We now find ourselves about a third of the way through March, more interestingly known as Women’s History Month, a time filled with occasions to round up and learn more about the creations and accomplishments of women through the centuries.[...]
In Jean-Paul Sartre’s 1938 philosophical novel Nausea, which he considered one of his finest works of fiction or otherwise, the stricken protagonist Antoine Roquentin cures his existential horror and sickness with jazz—specifically with an old recording of the song “Some of These Days.” Which recording? We do not know.[...]
Image by Walter Benjamin Archiv, via Wikimedia Commons
The probability of Walter Benjamin‘s name coming up in your average MFA workshop, or fiction writers’ group of any kind, likely approaches zero.
What to do when your love life goes south?

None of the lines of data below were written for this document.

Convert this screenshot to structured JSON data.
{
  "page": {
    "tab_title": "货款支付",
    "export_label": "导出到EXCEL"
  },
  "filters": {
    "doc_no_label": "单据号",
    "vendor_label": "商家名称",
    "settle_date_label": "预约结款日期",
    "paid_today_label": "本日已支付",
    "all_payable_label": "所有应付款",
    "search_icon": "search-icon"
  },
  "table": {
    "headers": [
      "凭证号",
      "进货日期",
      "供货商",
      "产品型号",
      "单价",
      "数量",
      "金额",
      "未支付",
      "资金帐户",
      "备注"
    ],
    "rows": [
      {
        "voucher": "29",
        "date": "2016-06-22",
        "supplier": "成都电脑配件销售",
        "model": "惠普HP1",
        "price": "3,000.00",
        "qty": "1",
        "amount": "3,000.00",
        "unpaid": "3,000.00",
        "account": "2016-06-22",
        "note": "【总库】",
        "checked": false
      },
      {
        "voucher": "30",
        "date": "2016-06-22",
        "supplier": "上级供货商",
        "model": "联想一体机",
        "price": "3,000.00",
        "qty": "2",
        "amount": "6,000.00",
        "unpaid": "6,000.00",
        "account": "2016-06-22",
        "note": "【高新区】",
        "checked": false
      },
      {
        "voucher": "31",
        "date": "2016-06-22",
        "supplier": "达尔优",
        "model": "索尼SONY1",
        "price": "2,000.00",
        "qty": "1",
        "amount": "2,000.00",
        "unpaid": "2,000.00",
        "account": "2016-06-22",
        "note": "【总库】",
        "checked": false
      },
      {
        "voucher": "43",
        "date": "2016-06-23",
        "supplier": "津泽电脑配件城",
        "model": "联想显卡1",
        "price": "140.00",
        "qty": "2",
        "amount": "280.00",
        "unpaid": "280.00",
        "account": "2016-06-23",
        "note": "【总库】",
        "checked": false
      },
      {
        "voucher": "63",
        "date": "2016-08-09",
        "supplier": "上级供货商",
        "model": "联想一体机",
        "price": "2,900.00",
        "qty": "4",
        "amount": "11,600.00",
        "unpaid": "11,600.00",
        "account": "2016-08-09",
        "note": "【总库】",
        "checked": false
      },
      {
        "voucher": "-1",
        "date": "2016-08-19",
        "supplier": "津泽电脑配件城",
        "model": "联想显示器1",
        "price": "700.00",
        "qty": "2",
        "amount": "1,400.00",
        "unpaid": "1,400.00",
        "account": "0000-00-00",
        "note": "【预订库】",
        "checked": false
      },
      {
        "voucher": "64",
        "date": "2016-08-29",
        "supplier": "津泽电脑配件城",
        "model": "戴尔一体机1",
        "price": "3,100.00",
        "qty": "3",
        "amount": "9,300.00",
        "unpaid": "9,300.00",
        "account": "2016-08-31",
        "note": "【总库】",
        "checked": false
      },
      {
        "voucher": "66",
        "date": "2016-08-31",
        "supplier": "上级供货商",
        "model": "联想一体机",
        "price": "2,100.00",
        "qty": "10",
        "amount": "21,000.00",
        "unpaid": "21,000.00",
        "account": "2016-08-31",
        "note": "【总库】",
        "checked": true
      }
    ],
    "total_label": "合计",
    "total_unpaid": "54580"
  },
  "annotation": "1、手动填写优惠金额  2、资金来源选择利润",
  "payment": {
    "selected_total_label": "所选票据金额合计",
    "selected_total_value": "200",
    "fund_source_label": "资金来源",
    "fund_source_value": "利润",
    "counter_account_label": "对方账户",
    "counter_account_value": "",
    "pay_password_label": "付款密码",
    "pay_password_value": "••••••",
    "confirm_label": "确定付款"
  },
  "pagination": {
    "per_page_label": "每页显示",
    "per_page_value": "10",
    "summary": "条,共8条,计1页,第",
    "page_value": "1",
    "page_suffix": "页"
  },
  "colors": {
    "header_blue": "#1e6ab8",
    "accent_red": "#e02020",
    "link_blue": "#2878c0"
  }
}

Twentieth-century America established the tradition of seeking the counsel of an advice columnist, but in eighteenth-century Austria, with neither Dear Abby nor Ann Landers to whom to turn, you’d have to settle for the next best thing: Immanuel Kant.[...]
Free will often seems like nothing more than a cruel illusion. We don’t get to choose the times, places, and circumstances of our birth, nor do we have much control over the state of our states, regions, or nations.[...]
Vlogbrothers and “Nerdfighter” online personalities Hank and John Green set about conquering the world of educational media a few years ago—while also writing bestselling novels, recording popular albums, and creating startups and charitable organizations on the side.[...]
Jacques Derrida could enjoy a good movie like anyone else. In a 2002 interview with TIME, he declared “I have watched The Godfather 10 times. I must watch it whenever it’s on.” Who couldn’t?
Coppola films were one thing. Apparently sitcoms quite another.
In a recent entry in the New York Times‘ philosophy blog “The Stone,” Robert Frodeman and Adam Briggle locate a “momentous turning point” in the history of philosophy: its institutionalization in the research university in the late 19th century.[...]
There’s something about Plato’s Allegory of the Cave that inspires people to get creative. Orson Welles once narrated an animated adaptation of the Cave allegory. The folks at Bullhead Entertainment brought to life the allegory appearing in Book VII of Plato’s Republic using some fine claymation.[...]
Simone de Beauvoir, existentialist philosopher, feminist theorist, author of The Second Sex, whose birthday we celebrate today.
Metroid, an action-adventure video game designed for the Nintendo in 1986.
At first glance, they’re not an obvious pairing.